Data records for software interfaces
☆ ☆ ☆ ☆

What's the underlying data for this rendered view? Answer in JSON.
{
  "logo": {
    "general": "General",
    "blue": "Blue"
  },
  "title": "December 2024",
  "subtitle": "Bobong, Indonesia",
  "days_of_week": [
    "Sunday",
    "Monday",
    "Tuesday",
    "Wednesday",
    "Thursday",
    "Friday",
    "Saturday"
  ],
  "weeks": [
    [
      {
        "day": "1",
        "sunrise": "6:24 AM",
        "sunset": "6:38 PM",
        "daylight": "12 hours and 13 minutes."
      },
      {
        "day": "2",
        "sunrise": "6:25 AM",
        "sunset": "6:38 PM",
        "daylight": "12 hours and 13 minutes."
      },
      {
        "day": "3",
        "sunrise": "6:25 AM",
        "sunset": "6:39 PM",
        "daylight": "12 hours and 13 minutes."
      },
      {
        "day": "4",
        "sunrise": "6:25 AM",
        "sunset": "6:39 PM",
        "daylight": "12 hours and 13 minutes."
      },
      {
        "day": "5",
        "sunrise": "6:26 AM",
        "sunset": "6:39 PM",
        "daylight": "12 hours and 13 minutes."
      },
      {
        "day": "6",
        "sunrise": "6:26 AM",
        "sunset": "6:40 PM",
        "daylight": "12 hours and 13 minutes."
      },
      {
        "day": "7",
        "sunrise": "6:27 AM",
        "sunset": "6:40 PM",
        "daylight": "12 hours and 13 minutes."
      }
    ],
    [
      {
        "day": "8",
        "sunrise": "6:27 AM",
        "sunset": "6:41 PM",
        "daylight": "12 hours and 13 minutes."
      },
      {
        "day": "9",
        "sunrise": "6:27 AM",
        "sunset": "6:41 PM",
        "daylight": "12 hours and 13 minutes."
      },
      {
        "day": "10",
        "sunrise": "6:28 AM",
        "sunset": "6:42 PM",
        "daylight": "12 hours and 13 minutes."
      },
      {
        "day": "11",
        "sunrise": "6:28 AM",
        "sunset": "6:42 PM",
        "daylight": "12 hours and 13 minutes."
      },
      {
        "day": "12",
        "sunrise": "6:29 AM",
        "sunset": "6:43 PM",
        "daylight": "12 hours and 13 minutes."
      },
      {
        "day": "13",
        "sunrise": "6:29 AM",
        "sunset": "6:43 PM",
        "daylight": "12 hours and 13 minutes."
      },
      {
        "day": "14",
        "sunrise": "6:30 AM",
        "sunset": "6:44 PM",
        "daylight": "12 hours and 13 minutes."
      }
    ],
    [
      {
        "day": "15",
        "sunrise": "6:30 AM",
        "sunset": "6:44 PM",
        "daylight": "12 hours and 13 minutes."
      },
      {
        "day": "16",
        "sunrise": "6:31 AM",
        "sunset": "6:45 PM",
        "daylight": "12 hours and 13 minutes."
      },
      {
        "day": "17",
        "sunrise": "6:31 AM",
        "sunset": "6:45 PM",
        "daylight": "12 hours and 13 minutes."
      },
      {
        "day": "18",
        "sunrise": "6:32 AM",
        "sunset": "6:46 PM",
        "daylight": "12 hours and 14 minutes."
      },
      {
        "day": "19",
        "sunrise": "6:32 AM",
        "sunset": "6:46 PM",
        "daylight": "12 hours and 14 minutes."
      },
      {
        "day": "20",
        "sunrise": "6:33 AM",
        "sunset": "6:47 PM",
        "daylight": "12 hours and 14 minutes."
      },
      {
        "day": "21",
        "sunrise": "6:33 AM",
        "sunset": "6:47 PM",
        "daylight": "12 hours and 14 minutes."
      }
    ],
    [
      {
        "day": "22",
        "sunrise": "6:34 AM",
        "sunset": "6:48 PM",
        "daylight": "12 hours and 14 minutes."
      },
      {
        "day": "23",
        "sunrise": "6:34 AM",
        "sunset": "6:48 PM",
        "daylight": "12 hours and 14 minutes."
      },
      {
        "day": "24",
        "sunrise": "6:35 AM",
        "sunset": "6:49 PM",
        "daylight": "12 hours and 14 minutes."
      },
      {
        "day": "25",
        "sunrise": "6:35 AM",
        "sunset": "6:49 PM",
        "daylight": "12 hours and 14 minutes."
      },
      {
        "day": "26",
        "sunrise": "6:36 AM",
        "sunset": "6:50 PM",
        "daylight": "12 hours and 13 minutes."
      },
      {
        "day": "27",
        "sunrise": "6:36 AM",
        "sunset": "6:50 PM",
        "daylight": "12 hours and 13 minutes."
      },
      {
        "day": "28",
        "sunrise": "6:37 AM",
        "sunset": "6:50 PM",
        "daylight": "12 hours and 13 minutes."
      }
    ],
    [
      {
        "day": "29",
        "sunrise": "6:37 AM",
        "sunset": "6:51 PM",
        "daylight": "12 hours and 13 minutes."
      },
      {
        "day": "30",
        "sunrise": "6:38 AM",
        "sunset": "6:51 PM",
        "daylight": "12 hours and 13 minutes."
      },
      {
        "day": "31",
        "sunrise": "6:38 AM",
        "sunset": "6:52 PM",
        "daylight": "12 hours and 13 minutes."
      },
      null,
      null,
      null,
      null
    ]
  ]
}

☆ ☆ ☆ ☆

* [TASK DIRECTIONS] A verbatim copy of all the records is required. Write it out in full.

* [ANSWER TO THIS TASK]
What's the underlying data for this rendered view? Answer in JSON.
{
  "logo": {
    "general": "General",
    "blue": "Blue"
  },
  "title": "December 2024",
  "subtitle": "Bobong, Indonesia",
  "days_of_week": [
    "Sunday",
    "Monday",
    "Tuesday",
    "Wednesday",
    "Thursday",
    "Friday",
    "Saturday"
  ],
  "weeks": [
    [
      {
        "day": "1",
        "sunrise": "6:24 AM",
        "sunset": "6:38 PM",
        "daylight": "12 hours and 13 minutes."
      },
      {
        "day": "2",
        "sunrise": "6:25 AM",
        "sunset": "6:38 PM",
        "daylight": "12 hours and 13 minutes."
      },
      {
        "day": "3",
        "sunrise": "6:25 AM",
        "sunset": "6:39 PM",
        "daylight": "12 hours and 13 minutes."
      },
      {
        "day": "4",
        "sunrise": "6:25 AM",
        "sunset": "6:39 PM",
        "daylight": "12 hours and 13 minutes."
      },
      {
        "day": "5",
        "sunrise": "6:26 AM",
        "sunset": "6:39 PM",
        "daylight": "12 hours and 13 minutes."
      },
      {
        "day": "6",
        "sunrise": "6:26 AM",
        "sunset": "6:40 PM",
        "daylight": "12 hours and 13 minutes."
      },
      {
        "day": "7",
        "sunrise": "6:27 AM",
        "sunset": "6:40 PM",
        "daylight": "12 hours and 13 minutes."
      }
    ],
    [
      {
        "day": "8",
        "sunrise": "6:27 AM",
        "sunset": "6:41 PM",
        "daylight": "12 hours and 13 minutes."
      },
      {
        "day": "9",
        "sunrise": "6:27 AM",
        "sunset": "6:41 PM",
        "daylight": "12 hours and 13 minutes."
      },
      {
        "day": "10",
        "sunrise": "6:28 AM",
        "sunset": "6:42 PM",
        "daylight": "12 hours and 13 minutes."
      },
      {
        "day": "11",
        "sunrise": "6:28 AM",
        "sunset": "6:42 PM",
        "daylight": "12 hours and 13 minutes."
      },
      {
        "day": "12",
        "sunrise": "6:29 AM",
        "sunset": "6:43 PM",
        "daylight": "12 hours and 13 minutes."
      },
      {
        "day": "13",
        "sunrise": "6:29 AM",
        "sunset": "6:43 PM",
        "daylight": "12 hours and 13 minutes."
      },
      {
        "day": "14",
        "sunrise": "6:30 AM",
        "sunset": "6:44 PM",
        "daylight": "12 hours and 13 minutes."
      }
    ],
    [
      {
        "day": "15",
        "sunrise": "6:30 AM",
        "sunset": "6:44 PM",
        "daylight": "12 hours and 13 minutes."
      },
      {
        "day": "16",
        "sunrise": "6:31 AM",
        "sunset": "6:45 PM",
        "daylight": "12 hours and 13 minutes."
      },
      {
        "day": "17",
        "sunrise": "6:31 AM",
        "sunset": "6:45 PM",
        "daylight": "12 hours and 13 minutes."
      },
      {
        "day": "18",
        "sunrise": "6:32 AM",
        "sunset": "6:46 PM",
        "daylight": "12 hours and 14 minutes."
      },
      {
        "day": "19",
        "sunrise": "6:32 AM",
        "sunset": "6:46 PM",
        "daylight": "12 hours and 14 minutes."
      },
      {
        "day": "20",
        "sunrise": "6:33 AM",
        "sunset": "6:47 PM",
        "daylight": "12 hours and 14 minutes."
      },
      {
        "day": "21",
        "sunrise": "6:33 AM",
        "sunset": "6:47 PM",
        "daylight": "12 hours and 14 minutes."
      }
    ],
    [
      {
        "day": "22",
        "sunrise": "6:34 AM",
        "sunset": "6:48 PM",
        "daylight": "12 hours and 14 minutes."
      },
      {
        "day": "23",
        "sunrise": "6:34 AM",
        "sunset": "6:48 PM",
        "daylight": "12 hours and 14 minutes."
      },
      {
        "day": "24",
        "sunrise": "6:35 AM",
        "sunset": "6:49 PM",
        "daylight": "12 hours and 14 minutes."
      },
      {
        "day": "25",
        "sunrise": "6:35 AM",
        "sunset": "6:49 PM",
        "daylight": "12 hours and 14 minutes."
      },
      {
        "day": "26",
        "sunrise": "6:36 AM",
        "sunset": "6:50 PM",
        "daylight": "12 hours and 13 minutes."
      },
      {
        "day": "27",
        "sunrise": "6:36 AM",
        "sunset": "6:50 PM",
        "daylight": "12 hours and 13 minutes."
      },
      {
        "day": "28",
        "sunrise": "6:37 AM",
        "sunset": "6:50 PM",
        "daylight": "12 hours and 13 minutes."
      }
    ],
    [
      {
        "day": "29",
        "sunrise": "6:37 AM",
        "sunset": "6:51 PM",
        "daylight": "12 hours and 13 minutes."
      },
      {
        "day": "30",
        "sunrise": "6:38 AM",
        "sunset": "6:51 PM",
        "daylight": "12 hours and 13 minutes."
      },
      {
        "day": "31",
        "sunrise": "6:38 AM",
        "sunset": "6:52 PM",
        "daylight": "12 hours and 13 minutes."
      },
      null,
      null,
      null,
      null
    ]
  ]
}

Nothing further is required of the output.